In spring-like weather, people looking for recreation feel the increasing urge to go outside – what are the possibilities to prevent cyclists and hikers from meeting on the same paths? Key partner DSFT discovers the possibilities to enjoy nature in a corona-proof way.READ MORE

European Commission addresses the relevance of the Next Tourism Generation project

The Communication from the European Commission of May 13 on Tourism and transport in 2020 and beyond represents a small but significant milestone for the Next Tourism Generation project. In an official document of one of the most important institutions of the European Union, a prestigious acknowledgement of the importance and value of the project is formally expressed, through the reference that is made to the work we are carrying out and even to our website www.nexttourismgeneration.eu.READ MORE

Skills sets in education and the tourism and hospitality industry in corona times

In this two series blog, the Next Tourism Generation (NTG) Consortium present their perspective on the impact of Covid-19  in terms of challenges related to skills development, how these may change and what the impacts may be on tourism sub-sectors during and after the crisis. Covid-19 has had a major impact on the tourism and hospitality industry.
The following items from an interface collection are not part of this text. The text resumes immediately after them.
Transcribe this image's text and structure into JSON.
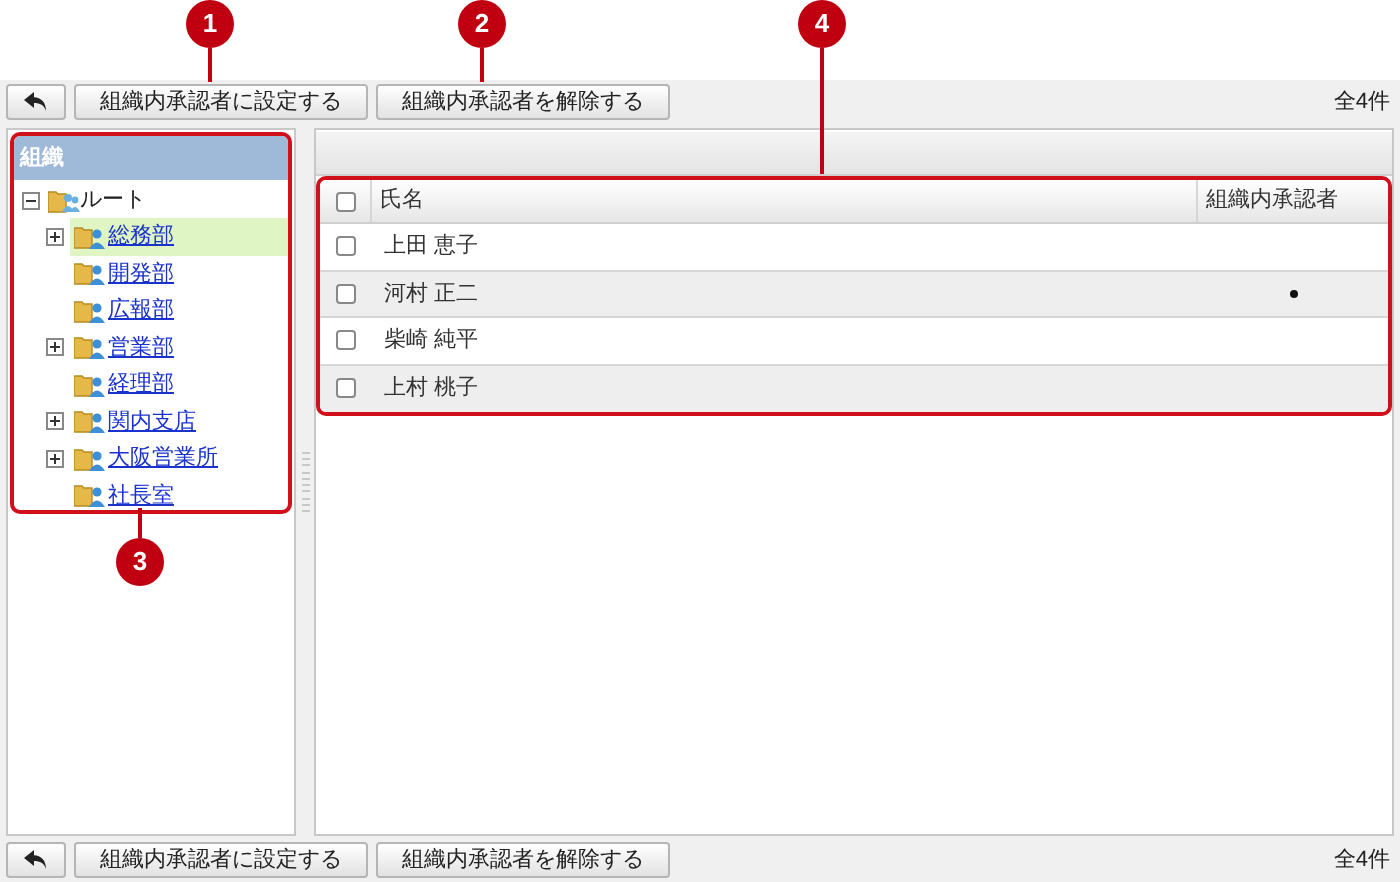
{
  "callouts": [
    {
      "number": "1"
    },
    {
      "number": "2"
    },
    {
      "number": "4"
    },
    {
      "number": "3"
    }
  ],
  "toolbar_top": {
    "buttons": [
      "組織内承認者に設定する",
      "組織内承認者を解除する"
    ],
    "count": "全4件"
  },
  "tree": {
    "title": "組織",
    "root": {
      "label": "ルート",
      "expanded": true,
      "children": [
        {
          "label": "総務部",
          "selected": true,
          "has_children": true,
          "expanded": false
        },
        {
          "label": "開発部",
          "selected": false,
          "has_children": false
        },
        {
          "label": "広報部",
          "selected": false,
          "has_children": false
        },
        {
          "label": "営業部",
          "selected": false,
          "has_children": true,
          "expanded": false
        },
        {
          "label": "経理部",
          "selected": false,
          "has_children": false
        },
        {
          "label": "関内支店",
          "selected": false,
          "has_children": true,
          "expanded": false
        },
        {
          "label": "大阪営業所",
          "selected": false,
          "has_children": true,
          "expanded": false
        },
        {
          "label": "社長室",
          "selected": false,
          "has_children": false
        }
      ]
    }
  },
  "table": {
    "columns": [
      "氏名",
      "組織内承認者"
    ],
    "all_checked": false,
    "rows": [
      {
        "name": "上田 恵子",
        "checked": false,
        "approver": false
      },
      {
        "name": "河村 正二",
        "checked": false,
        "approver": true
      },
      {
        "name": "柴崎 純平",
        "checked": false,
        "approver": false
      },
      {
        "name": "上村 桃子",
        "checked": false,
        "approver": false
      }
    ]
  },
  "toolbar_bottom": {
    "buttons": [
      "組織内承認者に設定する",
      "組織内承認者を解除する"
    ],
    "count": "全4件"
  }
}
NTG consulted Consortium partners on the impact of Covid-19 on digital, green and social skills development and employability skills, including the challenges that the sub-sectors in tourism and hospitality are facing.READ MORE